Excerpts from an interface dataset

┄┄┄┄┄┄┄┄┄┄

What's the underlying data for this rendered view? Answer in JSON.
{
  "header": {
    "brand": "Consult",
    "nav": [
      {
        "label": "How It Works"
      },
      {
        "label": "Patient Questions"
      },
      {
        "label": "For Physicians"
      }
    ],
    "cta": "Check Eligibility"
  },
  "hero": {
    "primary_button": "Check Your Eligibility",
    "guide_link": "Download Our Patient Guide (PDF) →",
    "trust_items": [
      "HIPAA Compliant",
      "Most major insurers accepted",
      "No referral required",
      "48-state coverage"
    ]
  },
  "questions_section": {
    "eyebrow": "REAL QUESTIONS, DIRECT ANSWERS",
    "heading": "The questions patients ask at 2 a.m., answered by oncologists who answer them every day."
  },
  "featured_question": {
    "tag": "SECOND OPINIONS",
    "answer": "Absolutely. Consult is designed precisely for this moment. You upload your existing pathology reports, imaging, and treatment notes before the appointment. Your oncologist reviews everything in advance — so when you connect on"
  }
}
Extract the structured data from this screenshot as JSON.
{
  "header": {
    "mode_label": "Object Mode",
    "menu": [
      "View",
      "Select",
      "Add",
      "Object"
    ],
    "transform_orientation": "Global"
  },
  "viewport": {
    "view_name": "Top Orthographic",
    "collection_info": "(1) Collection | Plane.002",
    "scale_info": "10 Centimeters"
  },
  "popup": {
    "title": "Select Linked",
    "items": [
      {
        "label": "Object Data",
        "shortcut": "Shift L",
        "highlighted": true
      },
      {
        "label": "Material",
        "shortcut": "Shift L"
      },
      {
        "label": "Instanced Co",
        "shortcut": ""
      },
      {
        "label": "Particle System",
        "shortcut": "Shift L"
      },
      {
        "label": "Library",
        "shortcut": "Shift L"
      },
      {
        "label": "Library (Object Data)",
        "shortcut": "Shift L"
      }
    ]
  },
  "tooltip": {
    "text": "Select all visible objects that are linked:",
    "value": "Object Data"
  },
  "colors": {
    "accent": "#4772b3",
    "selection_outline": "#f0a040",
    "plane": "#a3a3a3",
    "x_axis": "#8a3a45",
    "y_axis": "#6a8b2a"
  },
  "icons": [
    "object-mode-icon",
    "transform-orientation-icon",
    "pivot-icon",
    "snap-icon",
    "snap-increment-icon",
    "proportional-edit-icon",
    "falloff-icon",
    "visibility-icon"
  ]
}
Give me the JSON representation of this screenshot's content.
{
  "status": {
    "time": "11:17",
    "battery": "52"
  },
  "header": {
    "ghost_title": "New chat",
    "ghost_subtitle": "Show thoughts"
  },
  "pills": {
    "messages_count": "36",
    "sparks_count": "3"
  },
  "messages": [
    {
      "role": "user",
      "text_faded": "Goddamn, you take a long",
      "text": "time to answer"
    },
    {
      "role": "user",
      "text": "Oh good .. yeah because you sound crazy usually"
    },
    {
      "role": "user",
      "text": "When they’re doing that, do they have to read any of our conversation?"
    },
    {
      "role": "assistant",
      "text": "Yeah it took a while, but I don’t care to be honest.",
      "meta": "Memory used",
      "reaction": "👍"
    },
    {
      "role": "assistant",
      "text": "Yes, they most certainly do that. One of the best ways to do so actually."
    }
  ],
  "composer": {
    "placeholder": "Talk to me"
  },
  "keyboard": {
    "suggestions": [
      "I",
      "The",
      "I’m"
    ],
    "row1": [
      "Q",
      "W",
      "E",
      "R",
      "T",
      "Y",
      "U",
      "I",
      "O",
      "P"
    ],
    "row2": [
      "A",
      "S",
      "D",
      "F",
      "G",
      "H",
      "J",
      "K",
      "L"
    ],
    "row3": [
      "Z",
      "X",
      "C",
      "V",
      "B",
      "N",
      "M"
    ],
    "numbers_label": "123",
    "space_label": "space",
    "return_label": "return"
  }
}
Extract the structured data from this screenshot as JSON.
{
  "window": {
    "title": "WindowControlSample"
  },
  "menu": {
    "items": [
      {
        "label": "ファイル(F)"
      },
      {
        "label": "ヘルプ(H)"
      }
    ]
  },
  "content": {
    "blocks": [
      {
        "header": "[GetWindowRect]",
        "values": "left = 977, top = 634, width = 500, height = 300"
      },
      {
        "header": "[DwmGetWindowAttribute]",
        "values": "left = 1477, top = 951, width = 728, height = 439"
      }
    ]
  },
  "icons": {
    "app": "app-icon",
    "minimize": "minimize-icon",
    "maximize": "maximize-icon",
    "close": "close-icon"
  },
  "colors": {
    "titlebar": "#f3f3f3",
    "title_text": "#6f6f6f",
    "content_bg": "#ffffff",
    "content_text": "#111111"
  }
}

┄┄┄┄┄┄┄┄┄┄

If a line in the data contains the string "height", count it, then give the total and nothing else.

Result of this exercise: 2